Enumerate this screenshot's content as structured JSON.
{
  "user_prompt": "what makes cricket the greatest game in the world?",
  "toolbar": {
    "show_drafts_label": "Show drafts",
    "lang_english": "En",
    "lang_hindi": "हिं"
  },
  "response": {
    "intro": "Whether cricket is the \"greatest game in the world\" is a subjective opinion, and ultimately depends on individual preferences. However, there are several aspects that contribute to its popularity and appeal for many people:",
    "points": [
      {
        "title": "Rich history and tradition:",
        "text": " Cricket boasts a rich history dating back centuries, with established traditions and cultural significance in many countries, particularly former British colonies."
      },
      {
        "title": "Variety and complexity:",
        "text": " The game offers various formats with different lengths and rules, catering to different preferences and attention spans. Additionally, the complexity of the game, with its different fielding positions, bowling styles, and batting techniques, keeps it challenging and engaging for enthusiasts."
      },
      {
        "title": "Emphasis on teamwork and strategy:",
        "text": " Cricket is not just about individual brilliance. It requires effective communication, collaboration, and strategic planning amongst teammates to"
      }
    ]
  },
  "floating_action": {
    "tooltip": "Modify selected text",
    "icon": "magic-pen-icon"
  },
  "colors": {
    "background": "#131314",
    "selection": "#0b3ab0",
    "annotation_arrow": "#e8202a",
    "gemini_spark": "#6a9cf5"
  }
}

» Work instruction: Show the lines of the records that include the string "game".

» Answer space:
  "user_prompt": "what makes cricket the greatest game in the world?",
    "intro": "Whether cricket is the \"greatest game in the world\" is a subjective opinion, and ultimately depends on individual preferences. However, there are several aspects that contribute to its popularity and appeal for many people:",
        "text": " The game offers various formats with different lengths and rules, catering to different preferences and attention spans. Additionally, the complexity of the game, with its different fielding positions, bowling styles, and batting techniques, keeps it challenging and engaging for enthusiasts."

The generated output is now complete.